IPO to Abolish Article 4 of "Implementation Regulations for Suspension of Release of Goods Infringing on Copyright or Plate Rights by Customs Authorities" Pursuant to Article 154, Paragraph 1 of the Code of Civil Procedure, and Articles 90-1 Paragraph 3, Article 90-2 of the Copyright Law, the IPO recently announced its intention to abolish the provisions in Article 4 of the "Implementation Regulations for Suspension of Release of Goods Infringing on Copyright or Plate Rights by Customs Authorities".
Article 4 of the Regulations provided that customs authorities must notify the applicant and the party whose goods are subject to suspension in writing of the suspension. However, as this provision has already been inserted in Article 90-1 Paragraph 3 of the newly revised Copyright Law gazetted on November 12, 2001, in line with the Code of Civil Procedure, this provision should accordingly be deleted from the said Regulations.
IPO Announces Items in Examination of Copyright Documents
The IPO recently announced the revised "Guidelines for Examination of Copyright Documents for Exported Audiovisual Works and OEM Laser Disks". Video products originally with the exportation code of 571 will no longer be part of the IPO's examination as of January 1, 2002.

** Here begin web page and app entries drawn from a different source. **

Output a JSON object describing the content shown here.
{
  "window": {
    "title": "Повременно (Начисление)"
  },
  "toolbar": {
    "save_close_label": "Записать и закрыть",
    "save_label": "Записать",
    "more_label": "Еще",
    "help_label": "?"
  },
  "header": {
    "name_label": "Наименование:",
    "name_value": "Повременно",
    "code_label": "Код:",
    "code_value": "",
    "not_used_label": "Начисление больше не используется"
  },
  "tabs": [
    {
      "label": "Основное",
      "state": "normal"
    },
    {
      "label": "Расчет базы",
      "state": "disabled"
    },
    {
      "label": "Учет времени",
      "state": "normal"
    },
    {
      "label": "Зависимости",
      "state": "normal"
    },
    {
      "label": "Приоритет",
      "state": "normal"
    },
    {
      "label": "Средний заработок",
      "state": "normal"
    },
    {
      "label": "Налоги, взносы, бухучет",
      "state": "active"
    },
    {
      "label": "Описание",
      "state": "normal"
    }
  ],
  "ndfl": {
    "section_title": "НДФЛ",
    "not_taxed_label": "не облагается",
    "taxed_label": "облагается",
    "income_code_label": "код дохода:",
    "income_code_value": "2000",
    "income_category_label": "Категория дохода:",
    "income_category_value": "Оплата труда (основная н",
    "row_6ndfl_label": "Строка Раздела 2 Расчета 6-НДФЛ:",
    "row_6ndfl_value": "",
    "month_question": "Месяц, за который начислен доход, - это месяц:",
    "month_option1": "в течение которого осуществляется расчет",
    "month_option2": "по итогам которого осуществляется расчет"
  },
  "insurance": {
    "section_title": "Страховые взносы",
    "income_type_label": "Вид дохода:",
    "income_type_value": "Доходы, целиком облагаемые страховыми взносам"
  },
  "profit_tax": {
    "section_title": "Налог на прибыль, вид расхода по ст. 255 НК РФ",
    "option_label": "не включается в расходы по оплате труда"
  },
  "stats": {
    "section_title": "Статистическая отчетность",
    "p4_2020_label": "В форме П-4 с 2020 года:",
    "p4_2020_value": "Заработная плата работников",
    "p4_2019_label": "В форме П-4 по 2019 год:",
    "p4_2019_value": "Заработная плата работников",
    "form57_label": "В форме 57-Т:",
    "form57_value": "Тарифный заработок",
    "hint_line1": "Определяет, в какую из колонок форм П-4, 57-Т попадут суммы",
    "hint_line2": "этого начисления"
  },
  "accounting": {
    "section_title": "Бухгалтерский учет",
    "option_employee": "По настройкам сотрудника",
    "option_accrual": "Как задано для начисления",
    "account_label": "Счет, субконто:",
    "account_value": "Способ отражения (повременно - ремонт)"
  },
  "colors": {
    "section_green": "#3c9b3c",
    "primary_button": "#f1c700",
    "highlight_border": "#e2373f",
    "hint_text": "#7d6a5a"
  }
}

Enforcement Rules to Optical Media Management Law
On November 30, 2001 the IPO held a public hearing on "Draft Regulations & Enforcement of Optical Media Management Law". Pursuant to Article 154, Paragraph 1 of the Code of Civil Procedure, and based on Article 4, and Articles 10 to 12 of the Optical Media Management Law, the IPO announced the draft "Optical Media Manufacturing Permit & Declaration Rules", the "Source Identification Code Management Rules", and the "Optical Media Manufacturing Equipment Import & Export Management Rules" on November 23, 2001.
Subsequently the MOEA promulgated the aforementioned 3 Rules on December 26 and 31, 2001 respectively, which would take effect as from those dates. A full copy of these Rules can be found at the following websites:
Explanations and details of these Rules can also be found in Volume 9, Issue 22 of IPR News.
Electronic Signatures Law Promulgated on November 14, 2001
The Ministry of Economic Affairs had drafted the Electronic Signatures Law, with a view to building a secure and reliable electronic transactions environment and promoting E-Commerce, after reviewing international legal examples and principles of such international organizations as the UN and European Union. The Law will legally regulate electronic signatures and electronic documents, as well as establish a management system for electronic accreditation entities. The Law has been promulgated by order of the President on November 14, 2001, with the enforcement date to be determined by the Executive Yuan. The main legal principles for the Law include technology neutrality, freedom of contract, and market orientation principles. There are 17 articles to the Law, covering the following main issues:
1.Stipulate the where a legal act or legal rule should be done in writing, it may be done in an electronic document form if complying with certain elements; and the validity of electronic documents made in accordance with these elements;
2.Where the law requires an original document to be provided, an electronic document made in accordance with certain criteria may be provided as an alternative.
3.Where the law requires written form of documents to be maintained, it may be maintained in the form of electronic documents complying with certain criteria.
4.Bases for determining issuing date and location of electronic correspondence and transaction records.
5.Where the law requires signature and chop, electronic signatures made in accordance with certain criteria may be used as an alternative.
6.Criteria for making digital signatures.
7.Certification authorities must publicly disclose their bases for certification practice.
8.Relevant penalty provisions.
9.Dealing with certification authorities who cease providing services.
10.Certification authorities' liabilities for damages.
11.Validity of certification issued by foreign certification authorities.
Full explanations, legislative principles and full document of this Law can be found at the MOEA website at: